Civil War Stoking Fears Of Actual American Civil War

By Jeffrey Rapaport | Published

texas civil war

It’s often said that art anticipates reality. If that’s the case, we might be in trouble. Just take A24’s upcoming film Civil War, which blurs the line between cinematic fiction and political reality. Directed by the visionary Alex Garland, the movie is set against a contentious presidential election year—sound familiar?—and explores a dystopian US fractured under the dictatorship of a three-term present. Though the film is yet to be released, its potentially prophetic narrative has ignited a fiery reaction online.

Fears That The Film Could Act As A Blueprint

Indeed, as Civil War nears its world premiere at the South by Southwest Film & TV Festival, its timing spurs profound questions—all posed among escalating fears of real-life political violence. Particularly on the political left, would-be audiences fear that the film’s depiction of a fractured American might not merely depict contemporary societal divides but may well exacerbate them. 

Civil War’s conceivable “us vs. us” sensibility, left-leaning folks worry, may serve to inspire extremist groups—offering a vindication, even blueprint, for those already harboring violent aspirations. 

Civil War’s Release During Election Year Has Caught Attention

Poignant critiques online abound, such as one on an American Civil War subreddit, nailing the essence of this unease. The post conveys the disquiet inherent to entertaining the idea of a second civil war, the film’s fictional context notwithstanding. Others worry the movie will simply excite those lacking literary media into embracing the film as a rallying cry. 

Its plot details are as of yet minimal, but we know Civil War relates to a near-future America, a stark quasi-dystopia where typical red vs. blue alliances have given way to a new, strange political climate in which Texas and California are odd bedfellows. Sure, the film’s trailers have so far resisted displaying overt partisan polemics. But our present political climate, a veritable tinderbox of division, might collide with the film’s content in unsavory ways. 

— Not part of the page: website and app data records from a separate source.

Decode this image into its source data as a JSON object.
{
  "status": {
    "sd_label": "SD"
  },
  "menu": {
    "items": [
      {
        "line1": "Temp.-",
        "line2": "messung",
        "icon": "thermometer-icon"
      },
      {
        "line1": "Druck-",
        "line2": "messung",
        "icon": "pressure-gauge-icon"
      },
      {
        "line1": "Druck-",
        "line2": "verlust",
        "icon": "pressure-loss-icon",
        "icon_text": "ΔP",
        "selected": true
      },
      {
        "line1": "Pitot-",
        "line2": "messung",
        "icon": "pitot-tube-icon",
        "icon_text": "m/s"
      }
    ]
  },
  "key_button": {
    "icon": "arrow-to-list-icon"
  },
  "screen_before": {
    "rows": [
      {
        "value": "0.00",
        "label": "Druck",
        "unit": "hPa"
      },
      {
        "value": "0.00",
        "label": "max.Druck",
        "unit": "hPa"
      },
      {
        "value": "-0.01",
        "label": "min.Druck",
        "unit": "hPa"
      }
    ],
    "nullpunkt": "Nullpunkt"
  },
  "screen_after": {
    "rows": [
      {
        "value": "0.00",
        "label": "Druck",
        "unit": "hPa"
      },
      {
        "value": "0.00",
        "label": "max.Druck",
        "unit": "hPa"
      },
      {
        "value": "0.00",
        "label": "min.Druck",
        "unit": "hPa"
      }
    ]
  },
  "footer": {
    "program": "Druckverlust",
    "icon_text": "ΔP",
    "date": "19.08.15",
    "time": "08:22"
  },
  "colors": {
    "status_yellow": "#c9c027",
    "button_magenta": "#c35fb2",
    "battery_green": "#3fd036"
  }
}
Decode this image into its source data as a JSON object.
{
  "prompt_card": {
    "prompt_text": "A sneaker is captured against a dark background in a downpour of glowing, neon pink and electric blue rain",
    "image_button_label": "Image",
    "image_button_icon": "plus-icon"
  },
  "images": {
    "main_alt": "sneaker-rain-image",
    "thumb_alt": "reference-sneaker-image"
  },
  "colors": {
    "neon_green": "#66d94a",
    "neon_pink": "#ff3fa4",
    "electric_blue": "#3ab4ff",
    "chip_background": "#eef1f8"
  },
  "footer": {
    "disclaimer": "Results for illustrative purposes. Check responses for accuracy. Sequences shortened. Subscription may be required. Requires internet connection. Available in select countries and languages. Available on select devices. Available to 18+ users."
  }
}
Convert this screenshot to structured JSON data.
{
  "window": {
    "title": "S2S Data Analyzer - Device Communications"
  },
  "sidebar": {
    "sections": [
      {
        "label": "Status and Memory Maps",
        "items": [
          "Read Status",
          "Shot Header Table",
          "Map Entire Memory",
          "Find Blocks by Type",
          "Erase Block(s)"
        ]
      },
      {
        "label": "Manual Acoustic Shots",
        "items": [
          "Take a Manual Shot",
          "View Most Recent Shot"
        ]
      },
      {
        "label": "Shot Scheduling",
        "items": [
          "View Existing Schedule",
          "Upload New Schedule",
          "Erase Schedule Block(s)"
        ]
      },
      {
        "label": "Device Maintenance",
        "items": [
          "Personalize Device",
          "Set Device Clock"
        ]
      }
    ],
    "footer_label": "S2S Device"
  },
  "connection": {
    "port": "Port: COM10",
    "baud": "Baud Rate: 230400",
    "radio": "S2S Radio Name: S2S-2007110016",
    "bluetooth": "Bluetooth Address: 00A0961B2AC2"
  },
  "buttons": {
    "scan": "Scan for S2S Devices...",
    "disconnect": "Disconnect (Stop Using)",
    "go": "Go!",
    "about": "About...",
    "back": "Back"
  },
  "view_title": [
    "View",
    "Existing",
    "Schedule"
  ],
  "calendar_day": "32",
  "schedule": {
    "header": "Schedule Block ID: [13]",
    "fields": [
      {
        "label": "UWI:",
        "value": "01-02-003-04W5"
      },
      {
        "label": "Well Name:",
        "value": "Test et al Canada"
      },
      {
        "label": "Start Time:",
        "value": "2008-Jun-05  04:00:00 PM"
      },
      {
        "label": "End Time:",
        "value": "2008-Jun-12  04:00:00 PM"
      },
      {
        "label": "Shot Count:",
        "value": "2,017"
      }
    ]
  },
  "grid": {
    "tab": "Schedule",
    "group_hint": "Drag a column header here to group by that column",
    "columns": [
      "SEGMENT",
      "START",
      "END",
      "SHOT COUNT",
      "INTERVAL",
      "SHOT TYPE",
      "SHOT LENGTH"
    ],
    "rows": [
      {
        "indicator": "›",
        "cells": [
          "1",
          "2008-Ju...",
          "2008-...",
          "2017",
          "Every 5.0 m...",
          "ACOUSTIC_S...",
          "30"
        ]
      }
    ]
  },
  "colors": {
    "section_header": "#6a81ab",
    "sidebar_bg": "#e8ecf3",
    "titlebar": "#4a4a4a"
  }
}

The Texas Border Conflict


Worrisomly, conspiracy-minded posters on the right have suggested the film might be a psi-op of sorts, priming the public for inevitable conflicts between the Biden administration and Southern states like Texas over, say, border security issues.

Media Hype

texas civil war

But others maintain Civil War is merely a topical, excessively hyped sci-fi film—and nothing more. This online faction, not aligned strictly with the right or left, anticipates the controversy surrounding the film will mirror that of 2019’s JokerThe latter received outsized media apprehension, yet, in the end, was merely a film, one divorced from any real-life violence.

Joker did, however, earn a tremendous profit, meaning A24 is probably not exactly displeased with all the media surrounding their upcoming film, especially considering it’s their most expensive film production to date. 

Civil War Releases April 12, 2024

Holistically, the hot takes attending to Civil War serve as a meta-narrative about the role of art in troublesome times. In our era rocked by societal turmoil, online posters ask, can a film such as this catalyze meaningful dialogue and nuanced introspection, or, sadly, does it risk inflaming an already volatile situation? 

Ultimately, we’ll have to wait to see.